#### MATERIAL SUPPLIED
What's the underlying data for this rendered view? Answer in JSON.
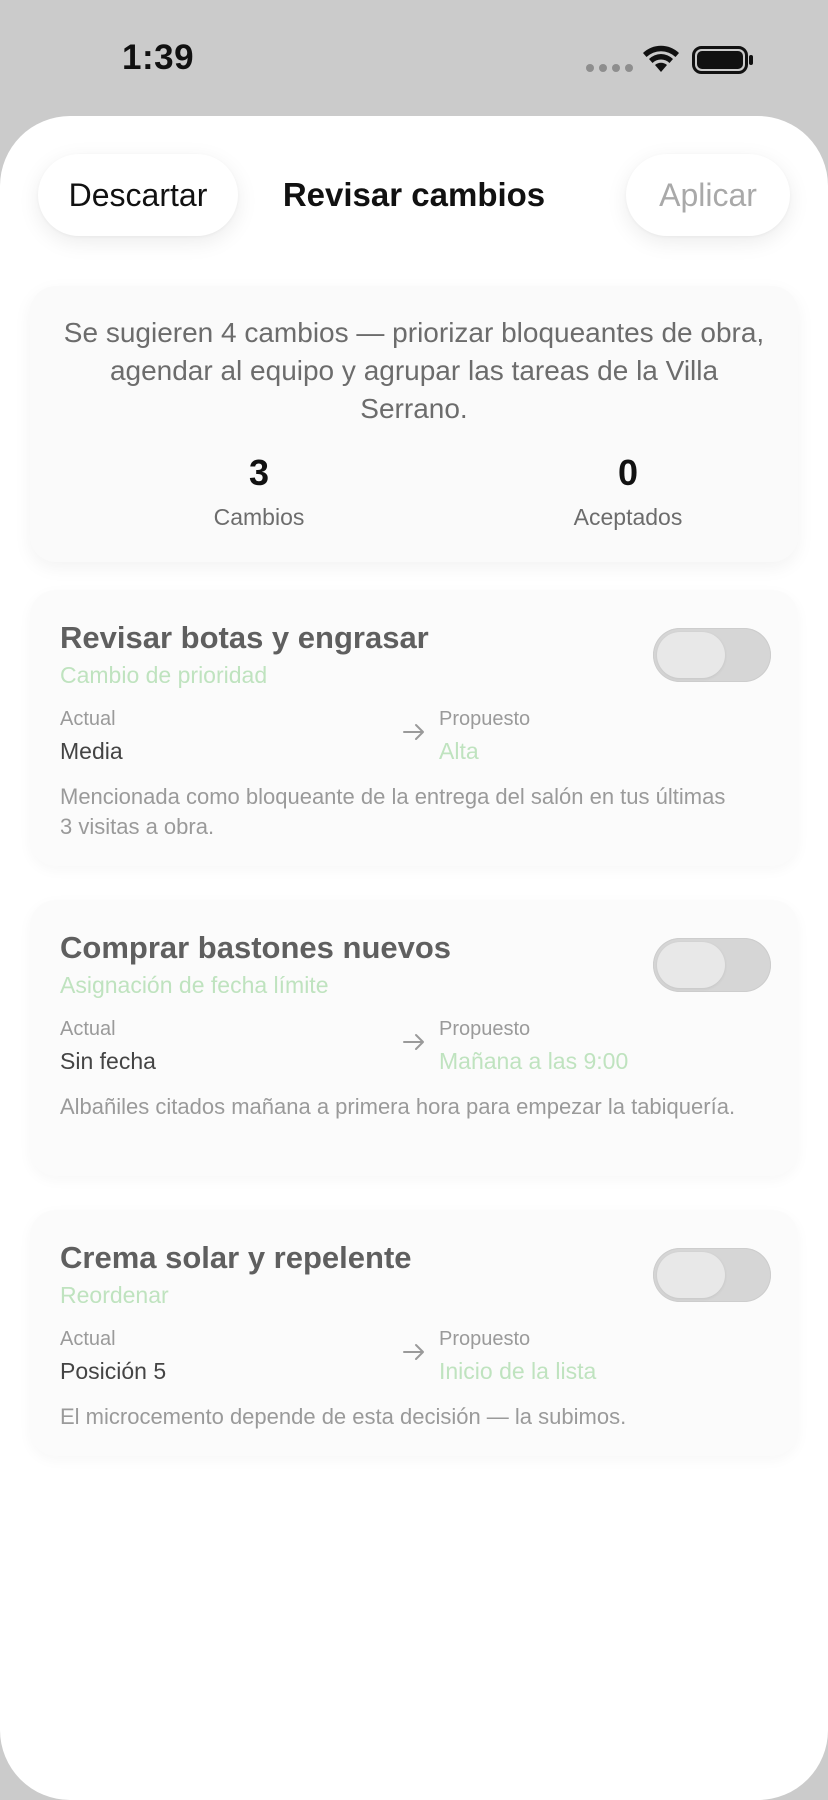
{
  "status_bar": {
    "time": "1:39"
  },
  "header": {
    "discard_label": "Descartar",
    "title": "Revisar cambios",
    "apply_label": "Aplicar"
  },
  "summary": {
    "text": "Se sugieren 4 cambios — priorizar bloqueantes de obra, agendar al equipo y agrupar las tareas de la Villa Serrano.",
    "changes_count": "3",
    "changes_label": "Cambios",
    "accepted_count": "0",
    "accepted_label": "Aceptados"
  },
  "labels": {
    "current": "Actual",
    "proposed": "Propuesto"
  },
  "changes": [
    {
      "title": "Revisar botas y engrasar",
      "type": "Cambio de prioridad",
      "current": "Media",
      "proposed": "Alta",
      "reason": "Mencionada como bloqueante de la entrega del salón en tus últimas 3 visitas a obra.",
      "accepted": false
    },
    {
      "title": "Comprar bastones nuevos",
      "type": "Asignación de fecha límite",
      "current": "Sin fecha",
      "proposed": "Mañana a las 9:00",
      "reason": "Albañiles citados mañana a primera hora para empezar la tabiquería.",
      "accepted": false
    },
    {
      "title": "Crema solar y repelente",
      "type": "Reordenar",
      "current": "Posición 5",
      "proposed": "Inicio de la lista",
      "reason": "El microcemento depende de esta decisión — la subimos.",
      "accepted": false
    }
  ],
  "colors": {
    "accent_green": "#bfe3bf",
    "apply_disabled": "#a9a9a9",
    "toggle_off": "#d6d6d6"
  }
}
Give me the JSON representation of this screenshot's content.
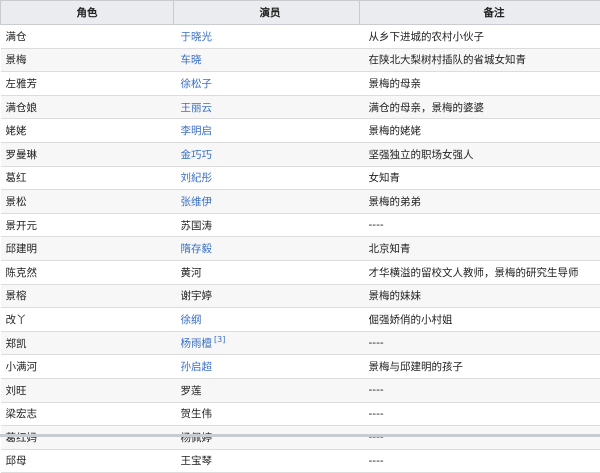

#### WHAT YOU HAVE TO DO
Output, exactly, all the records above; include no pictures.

#### EXPECTED ANSWER
What's the underlying data for this rendered view? Answer in JSON.
{
  "status_bar": {
    "time": "1:39"
  },
  "header": {
    "discard_label": "Descartar",
    "title": "Revisar cambios",
    "apply_label": "Aplicar"
  },
  "summary": {
    "text": "Se sugieren 4 cambios — priorizar bloqueantes de obra, agendar al equipo y agrupar las tareas de la Villa Serrano.",
    "changes_count": "3",
    "changes_label": "Cambios",
    "accepted_count": "0",
    "accepted_label": "Aceptados"
  },
  "labels": {
    "current": "Actual",
    "proposed": "Propuesto"
  },
  "changes": [
    {
      "title": "Revisar botas y engrasar",
      "type": "Cambio de prioridad",
      "current": "Media",
      "proposed": "Alta",
      "reason": "Mencionada como bloqueante de la entrega del salón en tus últimas 3 visitas a obra.",
      "accepted": false
    },
    {
      "title": "Comprar bastones nuevos",
      "type": "Asignación de fecha límite",
      "current": "Sin fecha",
      "proposed": "Mañana a las 9:00",
      "reason": "Albañiles citados mañana a primera hora para empezar la tabiquería.",
      "accepted": false
    },
    {
      "title": "Crema solar y repelente",
      "type": "Reordenar",
      "current": "Posición 5",
      "proposed": "Inicio de la lista",
      "reason": "El microcemento depende de esta decisión — la subimos.",
      "accepted": false
    }
  ],
  "colors": {
    "accent_green": "#bfe3bf",
    "apply_disabled": "#a9a9a9",
    "toggle_off": "#d6d6d6"
  }
}
Give me the JSON representation of this screenshot's content.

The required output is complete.